In traditional Chinese medicine, shiitake is categorized as a food that has an "upward" effect upon the "yang" energy of the body and corresponds to a "sweet" flavour with a "neutral" energy. The organ given as corresponding to shiitake is the stomach. Foods classified as sweet are said to act on the spleen and stomach and are used to slow acute symptoms and to neutralize the toxic actions of foods. Sweet foods are recommended in cases in which the digestive system is weak. The upward movement category for shiitake means that it would generally be used to treat ailments of the lower body, such as a prolapsed uterus, gastroptosis (falling stomach), or diarrhea.
In traditional Chinese medicine, shiitake is a food that activates the blood. It is indicated in treatments of colds, measles in children, bronchial inflammation, stomachache, headache, faintness, dropsy, smallpox, and mushroom poisoning.

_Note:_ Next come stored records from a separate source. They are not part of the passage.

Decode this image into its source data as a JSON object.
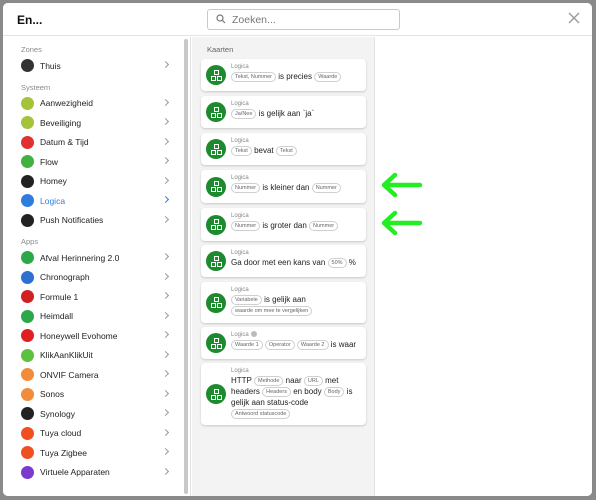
{
  "window": {
    "title": "En..."
  },
  "search": {
    "placeholder": "Zoeken..."
  },
  "sidebar": {
    "sections": [
      {
        "title": "Zones",
        "items": [
          {
            "label": "Thuis",
            "icon": "home-icon",
            "color": "#333333"
          }
        ]
      },
      {
        "title": "Systeem",
        "items": [
          {
            "label": "Aanwezigheid",
            "icon": "presence-icon",
            "color": "#a4c23a"
          },
          {
            "label": "Beveiliging",
            "icon": "security-icon",
            "color": "#a4c23a"
          },
          {
            "label": "Datum & Tijd",
            "icon": "calendar-icon",
            "color": "#e03030"
          },
          {
            "label": "Flow",
            "icon": "flow-icon",
            "color": "#40b040"
          },
          {
            "label": "Homey",
            "icon": "homey-icon",
            "color": "#222222"
          },
          {
            "label": "Logica",
            "icon": "logic-icon",
            "color": "#2f7ce0"
          },
          {
            "label": "Push Notificaties",
            "icon": "phone-icon",
            "color": "#222222"
          }
        ]
      },
      {
        "title": "Apps",
        "items": [
          {
            "label": "Afval Herinnering 2.0",
            "icon": "trash-icon",
            "color": "#2aa84a"
          },
          {
            "label": "Chronograph",
            "icon": "stopwatch-icon",
            "color": "#2f6fcf"
          },
          {
            "label": "Formule 1",
            "icon": "f1-icon",
            "color": "#d02020"
          },
          {
            "label": "Heimdall",
            "icon": "shield-icon",
            "color": "#2aa84a"
          },
          {
            "label": "Honeywell Evohome",
            "icon": "honeywell-icon",
            "color": "#e02020"
          },
          {
            "label": "KlikAanKlikUit",
            "icon": "kaku-icon",
            "color": "#5cc040"
          },
          {
            "label": "ONVIF Camera",
            "icon": "camera-icon",
            "color": "#f08c3a"
          },
          {
            "label": "Sonos",
            "icon": "sonos-icon",
            "color": "#f08c3a"
          },
          {
            "label": "Synology",
            "icon": "synology-icon",
            "color": "#222222"
          },
          {
            "label": "Tuya cloud",
            "icon": "tuya-icon",
            "color": "#f05020"
          },
          {
            "label": "Tuya Zigbee",
            "icon": "tuya-zigbee-icon",
            "color": "#f05020"
          },
          {
            "label": "Virtuele Apparaten",
            "icon": "virtual-devices-icon",
            "color": "#7a3ad0"
          }
        ]
      }
    ]
  },
  "cards_panel": {
    "title": "Kaarten",
    "cards": [
      {
        "type": "Logica",
        "parts": [
          {
            "chip": "Tekst, Nummer"
          },
          {
            "text": "is precies"
          },
          {
            "chip": "Waarde"
          }
        ]
      },
      {
        "type": "Logica",
        "parts": [
          {
            "chip": "Ja/Nee"
          },
          {
            "text": "is gelijk aan `ja`"
          }
        ]
      },
      {
        "type": "Logica",
        "parts": [
          {
            "chip": "Tekst"
          },
          {
            "text": "bevat"
          },
          {
            "chip": "Tekst"
          }
        ]
      },
      {
        "type": "Logica",
        "parts": [
          {
            "chip": "Nummer"
          },
          {
            "text": "is kleiner dan"
          },
          {
            "chip": "Nummer"
          }
        ]
      },
      {
        "type": "Logica",
        "parts": [
          {
            "chip": "Nummer"
          },
          {
            "text": "is groter dan"
          },
          {
            "chip": "Nummer"
          }
        ]
      },
      {
        "type": "Logica",
        "parts": [
          {
            "text": "Ga door met een kans van"
          },
          {
            "chip": "50%"
          },
          {
            "text": "%"
          }
        ]
      },
      {
        "type": "Logica",
        "parts": [
          {
            "chip": "Variabele"
          },
          {
            "text": "is gelijk aan"
          },
          {
            "chip": "waarde om mee te vergelijken"
          }
        ]
      },
      {
        "type": "Logica",
        "info": true,
        "parts": [
          {
            "chip": "Waarde 1"
          },
          {
            "chip": "Operator"
          },
          {
            "chip": "Waarde 2"
          },
          {
            "text": "is waar"
          }
        ]
      },
      {
        "type": "Logica",
        "parts": [
          {
            "text": "HTTP"
          },
          {
            "chip": "Methode"
          },
          {
            "text": "naar"
          },
          {
            "chip": "URL"
          },
          {
            "text": "met headers"
          },
          {
            "chip": "Headers"
          },
          {
            "text": "en body"
          },
          {
            "chip": "Body"
          },
          {
            "text": "is gelijk aan status-code"
          },
          {
            "chip": "Antwoord statuscode"
          }
        ]
      }
    ]
  },
  "annotations": {
    "arrow_color": "#22ee22"
  },
  "colors": {
    "accent": "#2f7ce0",
    "card_icon": "#1e8a2e"
  }
}
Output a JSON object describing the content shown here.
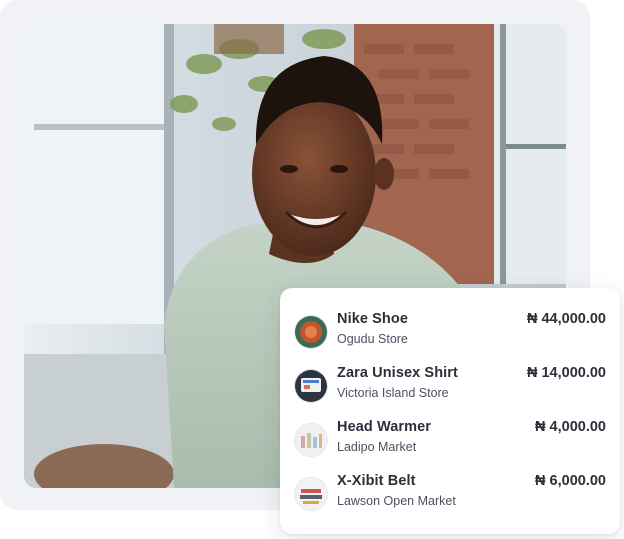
{
  "products": [
    {
      "name": "Nike Shoe",
      "store": "Ogudu Store",
      "price": "₦ 44,000.00",
      "icon": "shoe-thumbnail-icon"
    },
    {
      "name": "Zara Unisex Shirt",
      "store": "Victoria Island Store",
      "price": "₦ 14,000.00",
      "icon": "shirt-thumbnail-icon"
    },
    {
      "name": "Head Warmer",
      "store": "Ladipo Market",
      "price": "₦ 4,000.00",
      "icon": "warmer-thumbnail-icon"
    },
    {
      "name": "X-Xibit Belt",
      "store": "Lawson Open Market",
      "price": "₦ 6,000.00",
      "icon": "belt-thumbnail-icon"
    }
  ]
}
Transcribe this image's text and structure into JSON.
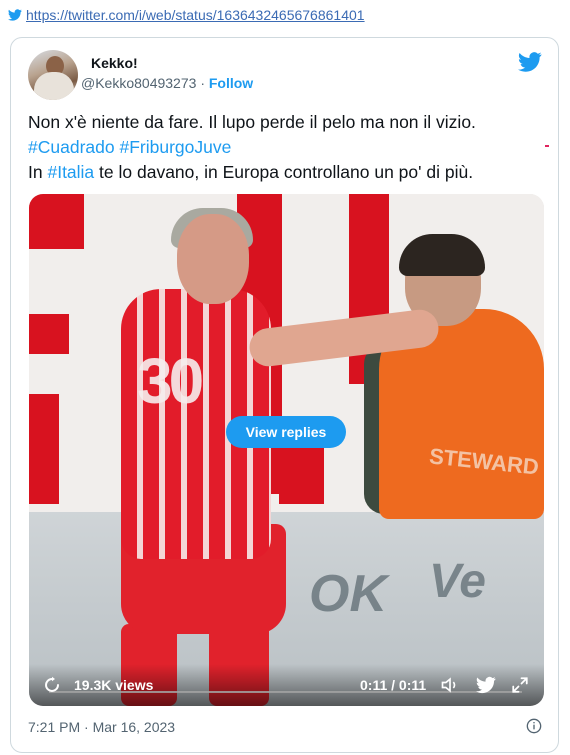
{
  "top_link": {
    "url_text": "https://twitter.com/i/web/status/1636432465676861401"
  },
  "author": {
    "name": "Kekko!",
    "handle": "@Kekko80493273",
    "separator": "·",
    "follow_label": "Follow"
  },
  "tweet": {
    "line1": "Non x'è niente da fare. Il lupo perde il pelo ma non il vizio.",
    "hashtag1": "#Cuadrado",
    "hashtag2": "#FriburgoJuve",
    "line3_prefix": "In ",
    "hashtag3": "#Italia",
    "line3_suffix": " te lo davano, in Europa controllano un po' di più."
  },
  "video": {
    "view_replies_label": "View replies",
    "views": "19.3K views",
    "time": "0:11 / 0:11",
    "jersey_number": "30",
    "steward_text": "STEWARD",
    "ad_text": "OK"
  },
  "footer": {
    "timestamp": "7:21 PM · Mar 16, 2023"
  },
  "colors": {
    "accent": "#1d9bf0",
    "text": "#0f1419",
    "muted": "#536471",
    "border": "#cfd9de"
  },
  "icons": [
    "twitter-bird-icon",
    "replay-icon",
    "volume-icon",
    "fullscreen-icon",
    "info-icon"
  ]
}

Shiitake are beneficial to treatments of ulcers, gout, low blood pressure, constipation, myopia, poor vision, allergies, haemorrhoids, pyorrhoea, neuralgia, poor complexion, and sexual weakness.
Uses of the mycelial extract of shiitake are very similar to those of the fruit-body. For example, there are preparations of the mycelium for the bath to enhance the beauty of the skin and one for dermatological diseases that clinical tests found efficacious in the treatment of skin rash and acne.
It is recorded that in ancient times members of the Japanese courts regarded shiitake as an aphrodisiac and defended the growing sites by keeping them hidden and well-guarded.
For use of the mushroom fruit-bodies in maintaining health, the amount of shiitake recommended to eat daily is 3 to 4 grams. Twice this amount is used to remedy ailments, and in that application the tea and extract are preferred. Not only are extracts more convenient than having to cook the mushroom, but some are also concentrated to provide ten times the amount of mushroom you get in a simple powde red mushroom product. Shiitake intake for different problems:
General health maintenance - 3 to 4 grams of mushroom a day.
Mushroom poisoning - 9 grams dried shiitake cooked in water; broth taken in one day.
Measles in children - 6 grams of dried shiitake simmered in water; broth taken twice daily.
Stomachache - 9 grams dried shiitake simmered in water; taken daily.
Headaches and faintness - cooked shiitake eaten daily; amount according to need.
High cholesterol or atherosclerosis - 9 grams dried or 90 grams fresh shiitake daily; powdered in capsules or cooked.
High blood pressure - 8 mushrooms a day.
Liver ailments or diabetes - 8 mushrooms a day.
Flus and colds - 6 to 8 grams shiitake made into a tea or extract.